▸ Given entries

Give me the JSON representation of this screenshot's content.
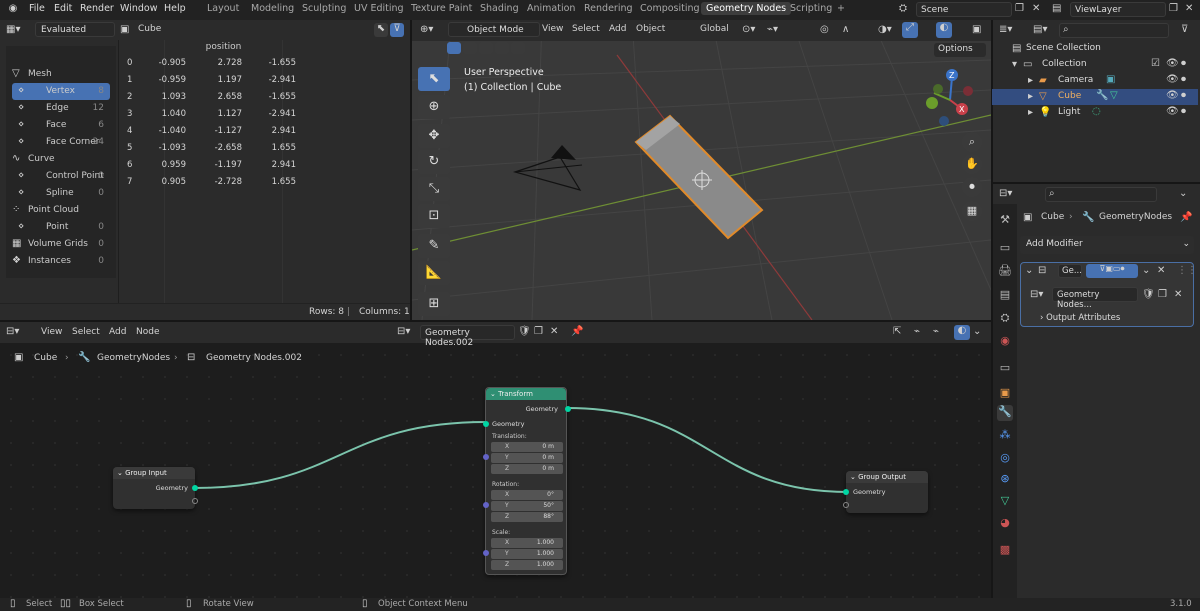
{
  "topbar": {
    "menus": [
      "File",
      "Edit",
      "Render",
      "Window",
      "Help"
    ],
    "workspaces": [
      "Layout",
      "Modeling",
      "Sculpting",
      "UV Editing",
      "Texture Paint",
      "Shading",
      "Animation",
      "Rendering",
      "Compositing",
      "Geometry Nodes",
      "Scripting",
      "+"
    ],
    "scene": "Scene",
    "viewlayer": "ViewLayer"
  },
  "spreadsheet": {
    "mode": "Evaluated",
    "object": "Cube",
    "col_header": "position",
    "tree": [
      {
        "label": "Mesh",
        "count": ""
      },
      {
        "label": "Vertex",
        "count": "8"
      },
      {
        "label": "Edge",
        "count": "12"
      },
      {
        "label": "Face",
        "count": "6"
      },
      {
        "label": "Face Corner",
        "count": "24"
      },
      {
        "label": "Curve",
        "count": ""
      },
      {
        "label": "Control Point",
        "count": "0"
      },
      {
        "label": "Spline",
        "count": "0"
      },
      {
        "label": "Point Cloud",
        "count": ""
      },
      {
        "label": "Point",
        "count": "0"
      },
      {
        "label": "Volume Grids",
        "count": "0"
      },
      {
        "label": "Instances",
        "count": "0"
      }
    ],
    "rows": [
      [
        "0",
        "-0.905",
        "2.728",
        "-1.655"
      ],
      [
        "1",
        "-0.959",
        "1.197",
        "-2.941"
      ],
      [
        "2",
        "1.093",
        "2.658",
        "-1.655"
      ],
      [
        "3",
        "1.040",
        "1.127",
        "-2.941"
      ],
      [
        "4",
        "-1.040",
        "-1.127",
        "2.941"
      ],
      [
        "5",
        "-1.093",
        "-2.658",
        "1.655"
      ],
      [
        "6",
        "0.959",
        "-1.197",
        "2.941"
      ],
      [
        "7",
        "0.905",
        "-2.728",
        "1.655"
      ]
    ],
    "footer_rows": "Rows: 8",
    "footer_cols": "Columns: 1"
  },
  "viewport": {
    "mode": "Object Mode",
    "menus": [
      "View",
      "Select",
      "Add",
      "Object"
    ],
    "orientation": "Global",
    "options": "Options",
    "title": "User Perspective",
    "subtitle": "(1) Collection | Cube"
  },
  "outliner": {
    "header": "Scene Collection",
    "collection": "Collection",
    "items": [
      "Camera",
      "Cube",
      "Light"
    ]
  },
  "properties": {
    "breadcrumb_obj": "Cube",
    "breadcrumb_mod": "GeometryNodes",
    "add_modifier": "Add Modifier",
    "mod_name": "Ge...",
    "node_group": "Geometry Nodes...",
    "output_attrs": "Output Attributes"
  },
  "node_editor": {
    "menus": [
      "View",
      "Select",
      "Add",
      "Node"
    ],
    "tree_name": "Geometry Nodes.002",
    "breadcrumb": [
      "Cube",
      "GeometryNodes",
      "Geometry Nodes.002"
    ],
    "group_input": {
      "title": "Group Input",
      "socket": "Geometry"
    },
    "group_output": {
      "title": "Group Output",
      "socket": "Geometry"
    },
    "transform": {
      "title": "Transform",
      "out": "Geometry",
      "in": "Geometry",
      "translation": "Translation:",
      "rotation": "Rotation:",
      "scale": "Scale:",
      "fields": [
        {
          "axis": "X",
          "t": "0 m",
          "r": "0°",
          "s": "1.000"
        },
        {
          "axis": "Y",
          "t": "0 m",
          "r": "50°",
          "s": "1.000"
        },
        {
          "axis": "Z",
          "t": "0 m",
          "r": "88°",
          "s": "1.000"
        }
      ]
    }
  },
  "statusbar": {
    "select": "Select",
    "box_select": "Box Select",
    "rotate": "Rotate View",
    "context": "Object Context Menu",
    "version": "3.1.0"
  }
}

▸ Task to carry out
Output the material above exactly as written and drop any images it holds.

▸ The completed task
Give me the JSON representation of this screenshot's content.
{
  "topbar": {
    "menus": [
      "File",
      "Edit",
      "Render",
      "Window",
      "Help"
    ],
    "workspaces": [
      "Layout",
      "Modeling",
      "Sculpting",
      "UV Editing",
      "Texture Paint",
      "Shading",
      "Animation",
      "Rendering",
      "Compositing",
      "Geometry Nodes",
      "Scripting",
      "+"
    ],
    "scene": "Scene",
    "viewlayer": "ViewLayer"
  },
  "spreadsheet": {
    "mode": "Evaluated",
    "object": "Cube",
    "col_header": "position",
    "tree": [
      {
        "label": "Mesh",
        "count": ""
      },
      {
        "label": "Vertex",
        "count": "8"
      },
      {
        "label": "Edge",
        "count": "12"
      },
      {
        "label": "Face",
        "count": "6"
      },
      {
        "label": "Face Corner",
        "count": "24"
      },
      {
        "label": "Curve",
        "count": ""
      },
      {
        "label": "Control Point",
        "count": "0"
      },
      {
        "label": "Spline",
        "count": "0"
      },
      {
        "label": "Point Cloud",
        "count": ""
      },
      {
        "label": "Point",
        "count": "0"
      },
      {
        "label": "Volume Grids",
        "count": "0"
      },
      {
        "label": "Instances",
        "count": "0"
      }
    ],
    "rows": [
      [
        "0",
        "-0.905",
        "2.728",
        "-1.655"
      ],
      [
        "1",
        "-0.959",
        "1.197",
        "-2.941"
      ],
      [
        "2",
        "1.093",
        "2.658",
        "-1.655"
      ],
      [
        "3",
        "1.040",
        "1.127",
        "-2.941"
      ],
      [
        "4",
        "-1.040",
        "-1.127",
        "2.941"
      ],
      [
        "5",
        "-1.093",
        "-2.658",
        "1.655"
      ],
      [
        "6",
        "0.959",
        "-1.197",
        "2.941"
      ],
      [
        "7",
        "0.905",
        "-2.728",
        "1.655"
      ]
    ],
    "footer_rows": "Rows: 8",
    "footer_cols": "Columns: 1"
  },
  "viewport": {
    "mode": "Object Mode",
    "menus": [
      "View",
      "Select",
      "Add",
      "Object"
    ],
    "orientation": "Global",
    "options": "Options",
    "title": "User Perspective",
    "subtitle": "(1) Collection | Cube"
  },
  "outliner": {
    "header": "Scene Collection",
    "collection": "Collection",
    "items": [
      "Camera",
      "Cube",
      "Light"
    ]
  },
  "properties": {
    "breadcrumb_obj": "Cube",
    "breadcrumb_mod": "GeometryNodes",
    "add_modifier": "Add Modifier",
    "mod_name": "Ge...",
    "node_group": "Geometry Nodes...",
    "output_attrs": "Output Attributes"
  },
  "node_editor": {
    "menus": [
      "View",
      "Select",
      "Add",
      "Node"
    ],
    "tree_name": "Geometry Nodes.002",
    "breadcrumb": [
      "Cube",
      "GeometryNodes",
      "Geometry Nodes.002"
    ],
    "group_input": {
      "title": "Group Input",
      "socket": "Geometry"
    },
    "group_output": {
      "title": "Group Output",
      "socket": "Geometry"
    },
    "transform": {
      "title": "Transform",
      "out": "Geometry",
      "in": "Geometry",
      "translation": "Translation:",
      "rotation": "Rotation:",
      "scale": "Scale:",
      "fields": [
        {
          "axis": "X",
          "t": "0 m",
          "r": "0°",
          "s": "1.000"
        },
        {
          "axis": "Y",
          "t": "0 m",
          "r": "50°",
          "s": "1.000"
        },
        {
          "axis": "Z",
          "t": "0 m",
          "r": "88°",
          "s": "1.000"
        }
      ]
    }
  },
  "statusbar": {
    "select": "Select",
    "box_select": "Box Select",
    "rotate": "Rotate View",
    "context": "Object Context Menu",
    "version": "3.1.0"
  }
}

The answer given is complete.